[Data about app and page elements]
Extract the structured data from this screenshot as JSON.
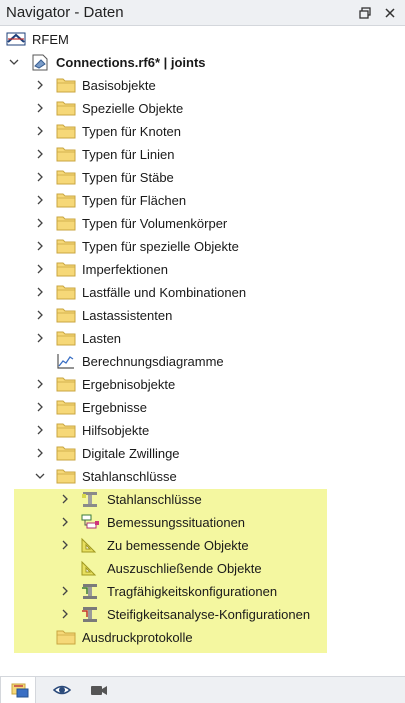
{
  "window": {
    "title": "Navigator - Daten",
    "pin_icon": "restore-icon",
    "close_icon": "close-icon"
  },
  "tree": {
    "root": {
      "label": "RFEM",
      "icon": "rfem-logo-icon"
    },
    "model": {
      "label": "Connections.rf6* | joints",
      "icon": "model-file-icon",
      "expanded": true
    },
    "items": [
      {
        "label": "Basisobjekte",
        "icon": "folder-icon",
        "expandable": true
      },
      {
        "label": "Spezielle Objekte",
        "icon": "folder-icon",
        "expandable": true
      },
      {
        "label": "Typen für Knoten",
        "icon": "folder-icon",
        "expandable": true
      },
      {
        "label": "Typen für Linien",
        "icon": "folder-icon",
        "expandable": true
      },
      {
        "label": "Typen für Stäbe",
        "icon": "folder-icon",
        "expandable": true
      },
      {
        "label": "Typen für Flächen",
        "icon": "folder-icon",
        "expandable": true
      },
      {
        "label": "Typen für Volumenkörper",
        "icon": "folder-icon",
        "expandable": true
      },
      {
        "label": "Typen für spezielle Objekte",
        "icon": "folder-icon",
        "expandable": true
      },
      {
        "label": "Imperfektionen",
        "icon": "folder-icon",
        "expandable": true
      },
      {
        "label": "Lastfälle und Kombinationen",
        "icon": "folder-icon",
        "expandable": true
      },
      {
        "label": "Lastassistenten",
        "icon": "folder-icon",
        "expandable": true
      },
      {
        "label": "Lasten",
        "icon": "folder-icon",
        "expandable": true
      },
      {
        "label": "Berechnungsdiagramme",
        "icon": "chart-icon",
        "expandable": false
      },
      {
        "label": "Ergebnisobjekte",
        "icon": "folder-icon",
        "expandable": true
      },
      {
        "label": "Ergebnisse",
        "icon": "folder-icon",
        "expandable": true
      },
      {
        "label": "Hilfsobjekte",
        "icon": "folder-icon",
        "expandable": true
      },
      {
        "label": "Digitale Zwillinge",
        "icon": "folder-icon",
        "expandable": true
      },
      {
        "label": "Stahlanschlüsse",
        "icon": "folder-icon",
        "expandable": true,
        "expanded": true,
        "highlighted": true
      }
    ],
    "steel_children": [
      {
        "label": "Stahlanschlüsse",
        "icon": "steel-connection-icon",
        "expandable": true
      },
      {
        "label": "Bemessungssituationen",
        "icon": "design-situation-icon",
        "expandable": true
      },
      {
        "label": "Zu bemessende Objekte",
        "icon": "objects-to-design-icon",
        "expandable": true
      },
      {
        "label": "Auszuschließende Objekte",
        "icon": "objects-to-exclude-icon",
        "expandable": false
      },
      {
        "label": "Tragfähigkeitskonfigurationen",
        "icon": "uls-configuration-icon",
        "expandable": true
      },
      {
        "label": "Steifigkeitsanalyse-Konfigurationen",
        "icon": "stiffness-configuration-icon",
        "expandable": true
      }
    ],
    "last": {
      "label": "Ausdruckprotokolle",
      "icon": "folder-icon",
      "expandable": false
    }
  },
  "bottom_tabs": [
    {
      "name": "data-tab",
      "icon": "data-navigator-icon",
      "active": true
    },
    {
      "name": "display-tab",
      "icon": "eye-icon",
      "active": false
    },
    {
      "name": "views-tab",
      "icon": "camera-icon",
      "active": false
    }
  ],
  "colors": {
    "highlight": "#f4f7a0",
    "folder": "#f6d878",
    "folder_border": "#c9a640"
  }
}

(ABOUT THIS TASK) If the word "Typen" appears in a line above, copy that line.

(TASK RESPONSE)
        "label": "Typen für Knoten",
        "label": "Typen für Linien",
        "label": "Typen für Stäbe",
        "label": "Typen für Flächen",
        "label": "Typen für Volumenkörper",
        "label": "Typen für spezielle Objekte",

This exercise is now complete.